The first step is to add the metadata on these tables to the repository in the Weblogic server. This repository is maintained by the Oracle BI Administration tool. This tool is a client tool that can be installed on the Windows platform. I noticed that the version number of that tool must exactly match the version of the Weblogic OBIEE version. In my example I used version 12 of both the server and the Oracle BI Administration tool.
The Oracle BI Administration tool has 3 different layers: a physical layer, a business layer and a presentation layer.
The physical layer is a mirror from the actual database. We copy the tables, relevant fields and relations from the database. The only difference between the database and the definition in the repository is that irrelevant fields are excluded. Let us show how the definitions look like:
The model above shows that the table names and relations are a 1 to 1 copy from the database. the tables have less fields as irrelevant fields are omitted.
The second level is the business layer. In the business layer, we apply the business logic. We have three steps here.
- The tables are modified to get a proper star like model with a fact table that is surrounded by denormalised tables whereby each dimension has one table only. It is applied here where 4 tables are joined together to form one geographical table. More specifically, winkelfiliaal, countries, topgrenzen_prov_actueel, and topgrenzen_gem_actueel are joined together in one table that contains geographical information.
- An hierarchy is created. This hierarchy shows that the total can be decomposed into information on countries. On its turn countries can be decomposed into provinces. Further to gemeente. Finally the individual shops are provided.
- Invidual fields are modified. An an example, some fieldnames are adjusted to make them more descriptive.
Above, a screenshot is provided that shows the work in the business layer.
- To create a dimensional table from several physical tables, a so-called logical datasource is created. The definition of the logical data source contains the physical tables and the joins between them.
- The geographical hierarchy (total>country>provincie>gemeente>shop) is created in several steps. Starting from total each underlying level is explicitly mentioned. On the bottom level a shared detail level must be created. On each level two fields are added: one field is used to indicated the identifiers that are used to link the tables. Another field is used to display the levels. Here a descriptive name can be used.
The third level is the presentation layer. Here, we only include the fields that will be used to create the reports. This implies that technical fields can be omitted. So, primary keys are only included if they are understandable by the user; the same holds for the foreign key fields. We get:

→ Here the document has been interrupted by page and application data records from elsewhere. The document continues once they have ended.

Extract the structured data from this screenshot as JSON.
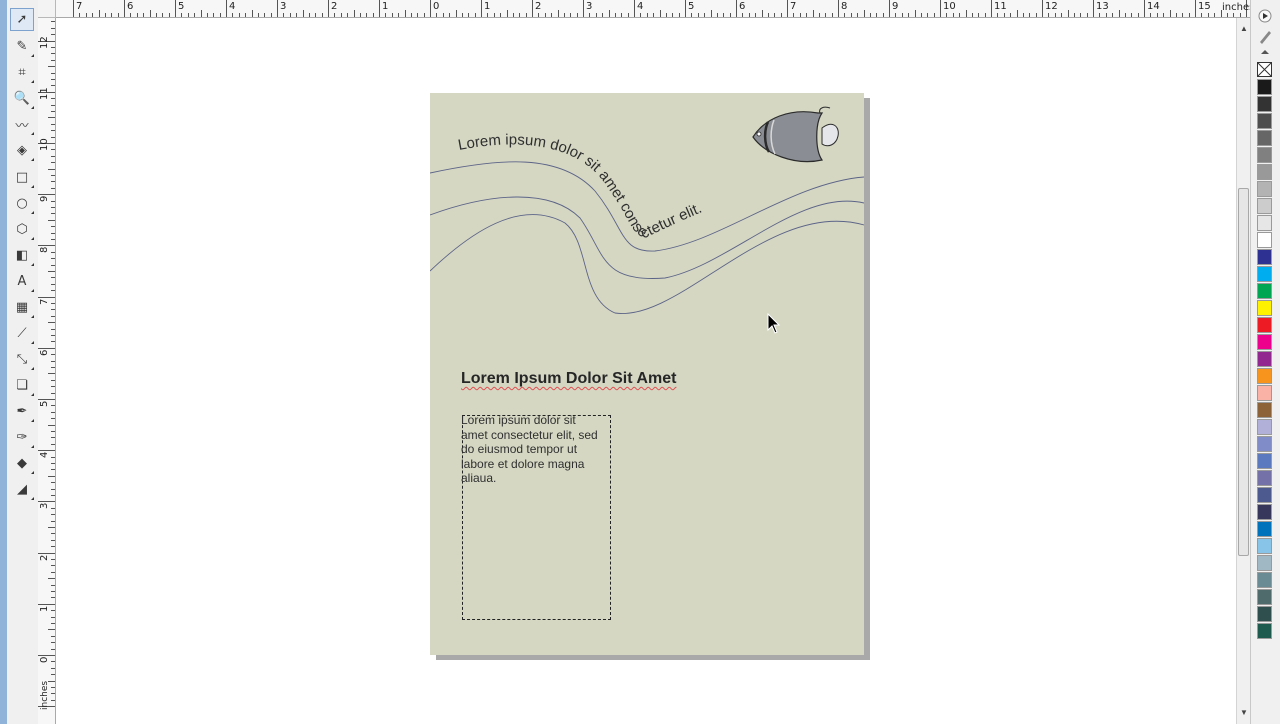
{
  "ruler": {
    "units_label": "inches",
    "units_label_vertical": "inches",
    "top_labels": [
      "7",
      "6",
      "5",
      "4",
      "3",
      "2",
      "1",
      "0",
      "1",
      "2",
      "3",
      "4",
      "5",
      "6",
      "7",
      "8",
      "9",
      "10",
      "11",
      "12",
      "13",
      "14",
      "15"
    ],
    "left_labels": [
      "12",
      "11",
      "10",
      "9",
      "8",
      "7",
      "6",
      "5",
      "4",
      "3",
      "2",
      "1",
      "0"
    ]
  },
  "toolbox": {
    "tools": [
      {
        "name": "pick-tool-icon",
        "glyph": "➚"
      },
      {
        "name": "shape-tool-icon",
        "glyph": "✎"
      },
      {
        "name": "crop-tool-icon",
        "glyph": "⌗"
      },
      {
        "name": "zoom-tool-icon",
        "glyph": "🔍"
      },
      {
        "name": "freehand-tool-icon",
        "glyph": "〰"
      },
      {
        "name": "smart-fill-tool-icon",
        "glyph": "◈"
      },
      {
        "name": "rectangle-tool-icon",
        "glyph": "□"
      },
      {
        "name": "ellipse-tool-icon",
        "glyph": "○"
      },
      {
        "name": "polygon-tool-icon",
        "glyph": "⬡"
      },
      {
        "name": "basic-shapes-tool-icon",
        "glyph": "◧"
      },
      {
        "name": "text-tool-icon",
        "glyph": "A"
      },
      {
        "name": "table-tool-icon",
        "glyph": "▦"
      },
      {
        "name": "dimension-tool-icon",
        "glyph": "⟋"
      },
      {
        "name": "connector-tool-icon",
        "glyph": "⤡"
      },
      {
        "name": "blend-tool-icon",
        "glyph": "❏"
      },
      {
        "name": "eyedropper-tool-icon",
        "glyph": "✒"
      },
      {
        "name": "outline-pen-tool-icon",
        "glyph": "✑"
      },
      {
        "name": "fill-tool-icon",
        "glyph": "◆"
      },
      {
        "name": "interactive-fill-tool-icon",
        "glyph": "◢"
      }
    ]
  },
  "document": {
    "path_text": "Lorem ipsum dolor sit amet consectetur elit.",
    "heading": "Lorem Ipsum Dolor Sit Amet",
    "paragraph_lines": [
      "Lorem ipsum dolor sit",
      "amet consectetur elit, sed",
      "do eiusmod tempor ut",
      "labore et dolore magna",
      "aliaua."
    ]
  },
  "colors": {
    "page": "#d5d7c3",
    "wave_stroke": "#5c6487",
    "fish_body": "#8a8e94"
  },
  "palette": [
    "#1a1a1a",
    "#333333",
    "#4d4d4d",
    "#666666",
    "#808080",
    "#999999",
    "#b3b3b3",
    "#cccccc",
    "#e6e6e6",
    "#ffffff",
    "#2e3192",
    "#00aeef",
    "#00a651",
    "#fff200",
    "#ed1c24",
    "#ec008c",
    "#92278f",
    "#f7941d",
    "#f9b2a5",
    "#8c6239",
    "#b0b0d8",
    "#7f8cc7",
    "#5a79bf",
    "#7470a8",
    "#4d5a8f",
    "#37375b",
    "#0072bc",
    "#87c4e8",
    "#9fb8c4",
    "#6a8a94",
    "#4f6b6b",
    "#2f4f4f",
    "#1f5a4f"
  ]
}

Within table “omzet”, the foreign keys are removed. Such fields only have a technical meaning and they can be omitted as they have no relevance for the user.
Also identifiers for the levels countries, provinces, and gemeentes are omitted for the same reason: no relevance to the end user.
The tables are collected in a subject area “Voorbeeld2”.
We have two kinds of data in the presentation layer: fields that be used for the report and an hierarchy the allows to jump from level to the level underneath.
Now the repository is updated. Now we can turn to the analysis. The analysis can be started. We do this from the internet site that allows to connect to the OBIEE server. The address is something like http://192.168.2.36:7780/analytics. Upon logging in, one may start the analysis. We get:
On the left side, one sees the items that were created in the presentation layer. As we left out all elements that only have a technical function, we only have items that are understandable by the end user. The user may select from the fields that are indicated with a square. We also see the hierarchy that was created.
The existence of the hierarchy becomes clear if we look at the results. One sees “country” as a hyperlink:
Clicking on this hyperlink displays the next level. Clicking again quickly leads you down to the lowest level of detail: